  • 4 out of 54 out of 54 out of 54 out of 54 out of 5 Terri Jacobson | 7/27/2012

    " A very well-written book of 8 short stories, all of which have some connection to Judaism. The author is quite skilled, and the stories are emotionally and psychologically challenging and satisfying. Englander is a master of the short story genre. "

  • 5 out of 55 out of 55 out of 55 out of 55 out of 5 Russell | 4/20/2012

    " I felt that the first two stories and the last story were brilliant. All the other stories were very good. This was an amazing collection, and well worthy of its nomination for the Pulitzer. "

Write a Review
What is FlexPass?
  • Your first audiobook is just $5.95
  • Over 90% are at or below $12.95
  • "LOVE IT" guarantee
  • No time limits or expirations
About the Author
Author Nathan Englander

Nathan Englander’s short fiction has appeared in the New Yorker, Atlantic, and numerous anthologies, including The Best American Short Stories and The O. Henry Prize Stories.

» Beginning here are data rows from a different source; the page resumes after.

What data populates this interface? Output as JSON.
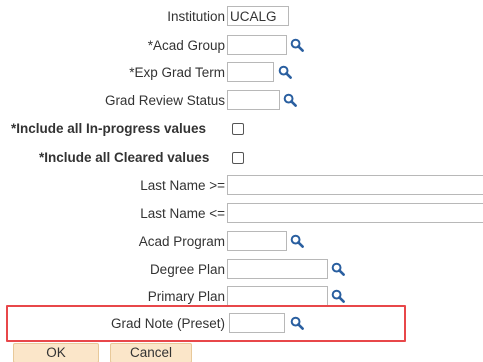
{
  "form": {
    "institution": {
      "label": "Institution",
      "value": "UCALG"
    },
    "acad_group": {
      "label": "*Acad Group",
      "value": ""
    },
    "exp_grad_term": {
      "label": "*Exp Grad Term",
      "value": ""
    },
    "grad_review_status": {
      "label": "Grad Review Status",
      "value": ""
    },
    "include_in_progress": {
      "label": "*Include all In-progress values",
      "checked": false
    },
    "include_cleared": {
      "label": "*Include all Cleared values",
      "checked": false
    },
    "last_name_ge": {
      "label": "Last Name >=",
      "value": ""
    },
    "last_name_le": {
      "label": "Last Name <=",
      "value": ""
    },
    "acad_program": {
      "label": "Acad Program",
      "value": ""
    },
    "degree_plan": {
      "label": "Degree Plan",
      "value": ""
    },
    "primary_plan": {
      "label": "Primary Plan",
      "value": ""
    },
    "grad_note": {
      "label": "Grad Note (Preset)",
      "value": ""
    }
  },
  "buttons": {
    "ok": "OK",
    "cancel": "Cancel"
  },
  "icons": {
    "lookup": "magnifier-lookup-icon"
  },
  "colors": {
    "lookup_icon": "#2a5fa0",
    "button_bg": "#fbe6c9",
    "highlight_border": "#e8474a"
  }
}
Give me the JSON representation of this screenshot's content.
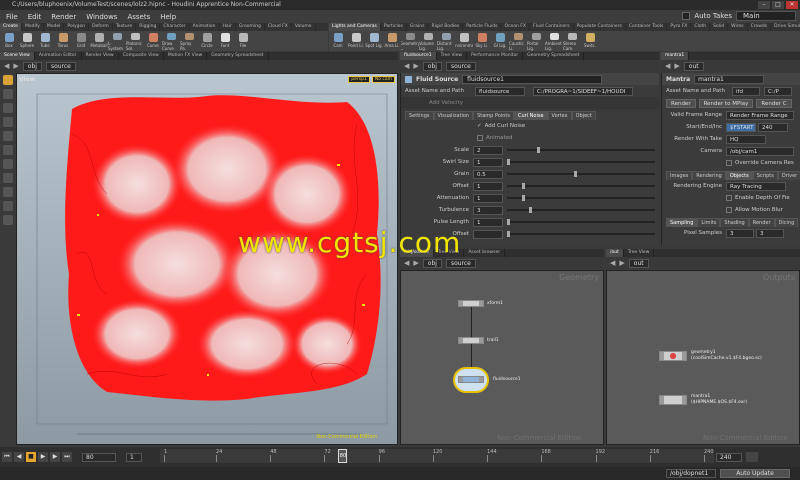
{
  "window": {
    "title": "C:/Users/bluphoenix/VolumeTest/scenes/lolz2.hipnc - Houdini Apprentice Non-Commercial",
    "buttons": [
      "–",
      "□",
      "✕"
    ]
  },
  "menubar": {
    "items": [
      "File",
      "Edit",
      "Render",
      "Windows",
      "Assets",
      "Help"
    ],
    "auto_takes_label": "Auto Takes",
    "desktop": "Main"
  },
  "shelf_left": {
    "tabs": [
      "Create",
      "Modify",
      "Model",
      "Polygon",
      "Deform",
      "Texture",
      "Rigging",
      "Character",
      "Animation",
      "Hair",
      "Grooming",
      "Cloud FX",
      "Volume"
    ],
    "tools": [
      "Box",
      "Sphere",
      "Tube",
      "Torus",
      "Grid",
      "Metaball",
      "L-System",
      "Platonic Sol.",
      "Curve",
      "Draw Curve",
      "Spray Pa.",
      "Circle",
      "Font",
      "File"
    ]
  },
  "shelf_right": {
    "tabs": [
      "Lights and Cameras",
      "Particles",
      "Grains",
      "Rigid Bodies",
      "Particle Fluids",
      "Ocean FX",
      "Fluid Containers",
      "Populate Containers",
      "Container Tools",
      "Pyro FX",
      "Cloth",
      "Solid",
      "Wires",
      "Crowds",
      "Drive Simulation"
    ],
    "tools": [
      "Cam",
      "Point Li.",
      "Spot Lig.",
      "Area Li.",
      "Geometry L.",
      "Volume Lig.",
      "Distant Lig.",
      "Environme.",
      "Sky Li.",
      "GI Lig.",
      "Caustic Li.",
      "Portal Lig.",
      "Ambient Lig.",
      "Stereo Cam.",
      "Switc."
    ]
  },
  "scene_view": {
    "tabs": [
      "Scene View",
      "Animation Editor",
      "Render View",
      "Composite View",
      "Motion FX View",
      "Geometry Spreadsheet"
    ],
    "path": [
      "obj",
      "source"
    ],
    "label": "View",
    "camera": [
      "persp1",
      "No cam"
    ],
    "noncommercial": "Non-Commercial Edition"
  },
  "watermark": "www.cgtsj.com",
  "param_editor": {
    "tabs": [
      "fluidsource1",
      "Tree View",
      "Performance Monitor",
      "Geometry Spreadsheet"
    ],
    "path": [
      "obj",
      "source"
    ],
    "node_type": "Fluid Source",
    "node_name": "fluidsource1",
    "asset_label": "Asset Name and Path",
    "asset_name": "fluidsource",
    "asset_path": "C:/PROGRA~1/SIDEEF~1/HOUDI",
    "add_velocity": "Add Velocity",
    "sub_tabs": [
      "Settings",
      "Visualization",
      "Stamp Points",
      "Curl Noise",
      "Vortex",
      "Object"
    ],
    "add_curl_noise": "Add Curl Noise",
    "animated": "Animated",
    "params": [
      {
        "label": "Scale",
        "value": "2",
        "frac": 0.2
      },
      {
        "label": "Swirl Size",
        "value": "1",
        "frac": 0.0
      },
      {
        "label": "Grain",
        "value": "0.5",
        "frac": 0.45
      },
      {
        "label": "Offset",
        "value": "1",
        "frac": 0.1
      },
      {
        "label": "Attenuation",
        "value": "1",
        "frac": 0.1
      },
      {
        "label": "Turbulence",
        "value": "3",
        "frac": 0.15
      },
      {
        "label": "Pulse Length",
        "value": "1",
        "frac": 0.0
      },
      {
        "label": "Offset",
        "value": "",
        "frac": 0.0
      }
    ]
  },
  "mantra": {
    "tabs": [
      "mantra1"
    ],
    "path": [
      "out"
    ],
    "node_type": "Mantra",
    "node_name": "mantra1",
    "asset_label": "Asset Name and Path",
    "asset_name": "ifd",
    "asset_path": "C:/P",
    "buttons": [
      "Render",
      "Render to MPlay",
      "Render C"
    ],
    "valid_frame": "Valid Frame Range",
    "render_frame_range": "Render Frame Range",
    "start_end_label": "Start/End/Inc",
    "start": "$FSTART",
    "end": "240",
    "take_label": "Render With Take",
    "take": "HQ",
    "camera_label": "Camera",
    "camera": "/obj/cam1",
    "override": "Override Camera Res",
    "sub_tabs": [
      "Images",
      "Rendering",
      "Objects",
      "Scripts",
      "Driver"
    ],
    "engine_label": "Rendering Engine",
    "engine": "Ray Tracing",
    "dof": "Enable Depth Of Fie",
    "mblur": "Allow Motion Blur",
    "sub_tabs2": [
      "Sampling",
      "Limits",
      "Shading",
      "Render",
      "Dicing"
    ],
    "pixel_samples_label": "Pixel Samples",
    "pixel_samples": [
      "3",
      "3"
    ]
  },
  "net_left": {
    "tabs": [
      "/obj/source",
      "Tree View",
      "Asset browser"
    ],
    "path": [
      "obj",
      "source"
    ],
    "context": "Geometry",
    "noncommercial": "Non-Commercial Edition",
    "nodes": [
      "xform1",
      "trail1",
      "fluidsource1"
    ]
  },
  "net_right": {
    "tabs": [
      "/out",
      "Tree View"
    ],
    "path": [
      "out"
    ],
    "context": "Outputs",
    "noncommercial": "Non-Commercial Edition",
    "nodes": [
      {
        "name": "geometry1",
        "sub": "(coolSimCache.v1.$F4.bgeo.sc)"
      },
      {
        "name": "mantra1",
        "sub": "($HIPNAME.$OS.$F4.exr)"
      }
    ]
  },
  "timeline": {
    "start": "80",
    "frame_field": "1",
    "current": "80",
    "end_field": "240",
    "end_field2": "240",
    "ticks": [
      "1",
      "24",
      "48",
      "72",
      "96",
      "120",
      "144",
      "168",
      "192",
      "216",
      "240"
    ],
    "tick_values": [
      1,
      24,
      48,
      72,
      96,
      120,
      144,
      168,
      192,
      216,
      240
    ]
  },
  "status": {
    "path": "/obj/dopnet1",
    "auto_update": "Auto Update"
  },
  "colors": {
    "accent": "#e6a52d",
    "watermark": "#f2e600",
    "smoke": "#ff0000"
  }
}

He is the author of the novel The Ministry of Special Cases and the story collection For the Relief of Unbearable Urges, which earned him a PEN/Malamud Award and the Sue Kaufman Prize for First Fiction from the American Academy of Arts and Letters. He lives in Brooklyn, New York.

About the Narrator

Gabrielle de Cuir, award-winning narration, has narrated over two hundred titles and specializes in fantasy, humor, and titles requiring extensive foreign language and accent skills. She was a cowinner of the Audie Award for best narration in 2011 and a three-time finalist for the Audie and has garnered six AudioFile Earphones Awards. Her “velvet touch” as an actor’s director has earned her a special place in the audiobook world as the foremost producer for bestselling authors and celebrities.